The race's outcome appeared to be settled on Thursday, when the four Mini drivers leading the standings were instructed by their team to hold their positions, thereby setting up Roma to win the Dakar's car division 10 years after the Spaniard won the motorbike title when the rally was in North Africa.
Now Peterhansel, the most successful driver in Dakar history, could win the world's toughest rally for a 12th time.
The remarkable pace of the four down Chile's Pacific coastline made the team fear a crash would ruin their chance of a podium sweep. The drivers followed orders on Thursday but attacked the 350-kilometer 12th stage from El Salvador to the Copiapo dunes on Friday, and left the title up for grabs on the rally's shortest leg, the 157-kilometer ride to the finish at Valparaiso on Saturday.
Roma, holding a measly five-minute lead, had a puncture early and was soon overtaken by teammates Peterhansel and Nasser Al-Attiyah of Qatar.
Roma also got stuck on a dune but again reeled in Peterhansel and Al-Attiyah. Peterhansel offered to let Roma pass, but Roma stayed back, even when Peterhansel was ahead on overall time with 30 kilometers to go.
"I stopped on the dunes to show him that if he wanted to he could go past, but he didn't want to open the way on the dunes," Peterhansel said.
Roma finally passed Peterhansel just 500 meters from the finish but Peterhansel, taking advantage of a navigation error by Al-Attiyah, won his third stage of the race, extending his Dakar record to 65. After lying second to Roma for a week, he has the overall lead for the first time since the second stage.

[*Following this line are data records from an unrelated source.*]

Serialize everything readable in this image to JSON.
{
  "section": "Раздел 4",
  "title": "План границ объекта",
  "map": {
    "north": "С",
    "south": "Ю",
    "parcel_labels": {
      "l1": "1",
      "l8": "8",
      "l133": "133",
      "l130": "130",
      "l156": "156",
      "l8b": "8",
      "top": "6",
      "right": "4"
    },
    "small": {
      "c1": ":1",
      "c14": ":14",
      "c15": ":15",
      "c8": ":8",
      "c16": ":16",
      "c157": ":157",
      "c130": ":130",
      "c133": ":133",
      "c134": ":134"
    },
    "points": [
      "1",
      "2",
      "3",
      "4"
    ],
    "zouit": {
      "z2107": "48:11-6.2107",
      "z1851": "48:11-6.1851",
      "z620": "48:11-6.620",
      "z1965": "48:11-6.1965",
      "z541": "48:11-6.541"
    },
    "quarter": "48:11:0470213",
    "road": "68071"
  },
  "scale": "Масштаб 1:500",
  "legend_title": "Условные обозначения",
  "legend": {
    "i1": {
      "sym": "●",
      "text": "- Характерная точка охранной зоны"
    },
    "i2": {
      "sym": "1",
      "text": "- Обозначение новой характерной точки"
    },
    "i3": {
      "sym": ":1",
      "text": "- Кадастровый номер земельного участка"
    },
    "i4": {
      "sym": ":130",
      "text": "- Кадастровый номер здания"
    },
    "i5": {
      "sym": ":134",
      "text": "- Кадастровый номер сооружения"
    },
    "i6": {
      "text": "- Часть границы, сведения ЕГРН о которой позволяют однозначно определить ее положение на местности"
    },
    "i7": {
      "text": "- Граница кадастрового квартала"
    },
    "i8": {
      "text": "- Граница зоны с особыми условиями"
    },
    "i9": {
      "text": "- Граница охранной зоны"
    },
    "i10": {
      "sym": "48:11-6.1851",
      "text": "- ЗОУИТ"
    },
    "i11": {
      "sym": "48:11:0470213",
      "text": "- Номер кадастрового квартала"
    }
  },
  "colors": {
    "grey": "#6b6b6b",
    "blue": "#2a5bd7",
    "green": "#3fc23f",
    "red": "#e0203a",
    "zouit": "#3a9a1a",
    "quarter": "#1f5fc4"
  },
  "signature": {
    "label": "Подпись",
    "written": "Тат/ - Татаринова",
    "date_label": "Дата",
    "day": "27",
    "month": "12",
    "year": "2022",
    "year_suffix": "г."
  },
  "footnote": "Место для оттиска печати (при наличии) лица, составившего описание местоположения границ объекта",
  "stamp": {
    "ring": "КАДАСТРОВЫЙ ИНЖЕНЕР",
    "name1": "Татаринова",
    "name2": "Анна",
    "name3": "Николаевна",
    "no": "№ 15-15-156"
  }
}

But at 26 seconds, it was a mere eye blink in racing terms.
"The gap is small," Roma said. "I'm still here and I'm happy."
Al-Attiyah, with his eighth podium finish on a stage, remained third overall, 54 minutes back.
Former champion Giniel de Villiers of South Africa finished fourth and jumped Orlando Terranova of Argentina in the standings for fourth.
In the bikes race, Marc Coma kept the lead for an eighth day and looked set to ride to his fourth title on Saturday and make up for missing last year's race with a dislocated shoulder.
"It's like I'm fighting for myself to be focused, to push every day and just follow the way that brings me here," Coma said. "So I'll carry on like that."
His nearest rival, fellow Spaniard Joan Barreda Bort, had electrical problems 80 kilometers (50 miles) from the end and walked his Honda over the finish line 2 1/2 hours after stage winner Cyril Despres.
Barreda dropped from second place to seventh. Second place was claimed by another Spaniard, Jordi Viladoms, who was two hours behind Coma.
Despres, the two-time defending champion, had a bad start to the rally but has climbed back up the standings with six straight podium finishes, including three wins this week. The Frenchman is fourth overall and still has a chance to finish third as he is less than four minutes behind teammate Olivier Pain, who fell twice in the last 15 kilometers.